 Transfer to “More than, less than, equal to” worksheets where there are two numbers or two groups of objects and a box between the 2 numbers. In the box, have the children draw the “more than” sign to indicate which of the two numbers are larger. Worksheets can be downloaded at this site:
http://www.mathaids.com/Greater_Than_Less_Than/Kindergarten_Integers.html




Encourage Vocabulary 

 More than – Words used to compare quantity (e.g., "Six cookies are more than 3 cookies.")
 Greater than – More than; shows relationship between numbers (e.g., "The number 6 is greater than the number 3.")
 Less than – A value that is smaller in number (e.g., "The number 3 is less than the number 6.")
 Equal – To be the same in number or amount (e.g., "There are equal amounts of cookies.")
Glossary of MATH vocabulary 



Make Adaptations 

Supporting Children at Different Levels 
Toddlers 

PreK 
Toddlers may:
 Have trouble identifying which number is greater.


PreK Children may:

Grasp the idea that the alligator’s open mouth goes toward the larger number.

Have a command of numbers 2 – 9 (the numbers on the playing cards).

Home child care providers may:
 Model the mathematical phrasing that will help the children understand the concept of “greater.” Ask, “Let’s pretend these numbers are cookies. Would Alfie the alligator rather like to have 6 cookies or 3 cookies?” The children respond, “He wants 6 cookies.” “That’s right. Alfie is hungry and six cookies are more than 3 cookies. And 3 cookies are less than 6 cookies. So we will place Alfie’s open mouth towards the bigger number of cookies.”
 Get small objects, like dried beans, that allow them to count out the quantities. If they are able to answer the problems correctly, the difficulty is with number sense; they need more practice matching written numbers and quantities so this connection becomes more secure.

Home child care providers may:
 Transfer to “More than, less than, equal to” worksheets where there are two numbers or two groups of objects and a box between the 2 numbers. In the box, have the children draw the “more than” sign to indicate which of the two numbers are larger. Worksheets can be downloaded at this site:
http://www.mathaids.com/Greater_Than_Less_Than/Kindergarten_Integers.html
 Use items other than playing cards. For larger numbers, use counting manipulatives such as colored bears or dried kidney beans.





Books 

 Alfie the Alligator by Sandy Turley (Amherst, New Hampshire: Helps4Teachers, 2008)
 More or Less by Stuart J. Murphy (New York: HarperCollins, 2005)

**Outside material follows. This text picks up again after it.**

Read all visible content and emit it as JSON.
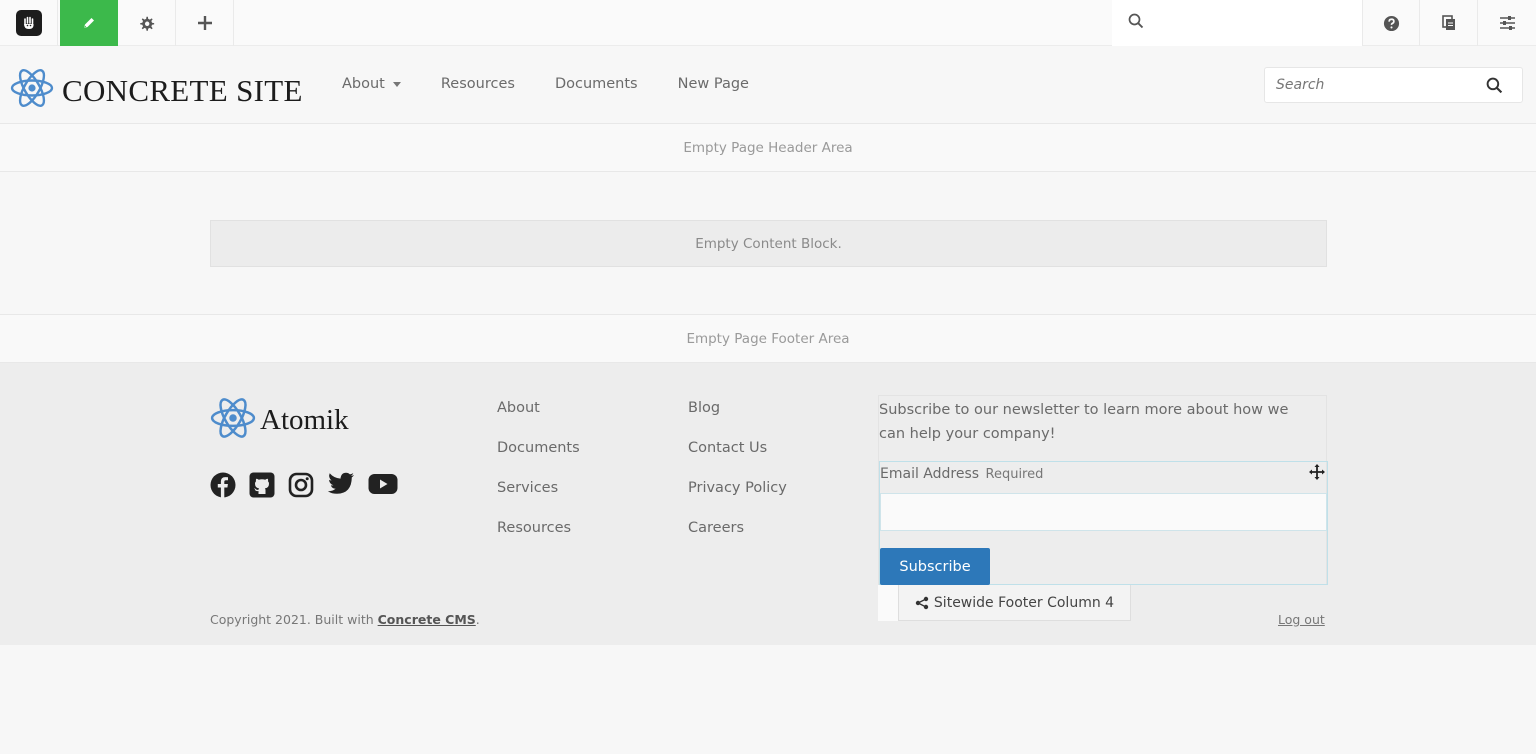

Music and Movement 





Outdoor Connections 


Play Red Rover  Separate everyone into two equal teams. Here, they will be called Team A and Team B. Have each team stand in a straight line, holding hands. The two teams should be facing each other, about ten yards apart.
Team A decides who to "call over" from Team B. Once Team A has decided, they sing, "Red Rover, Red Rover, we call (name) over! The player from Team B who was called must run to Team A and try to break through the arms of two Team A players. If the player from Team B don't pass through, they are a part of Team A now. But if they pass through, they go back to their original team, Team B. Continue playing until one team only has two people. Once one of those people gets put on the other team, the game is over. The larger team wins.




Web Resources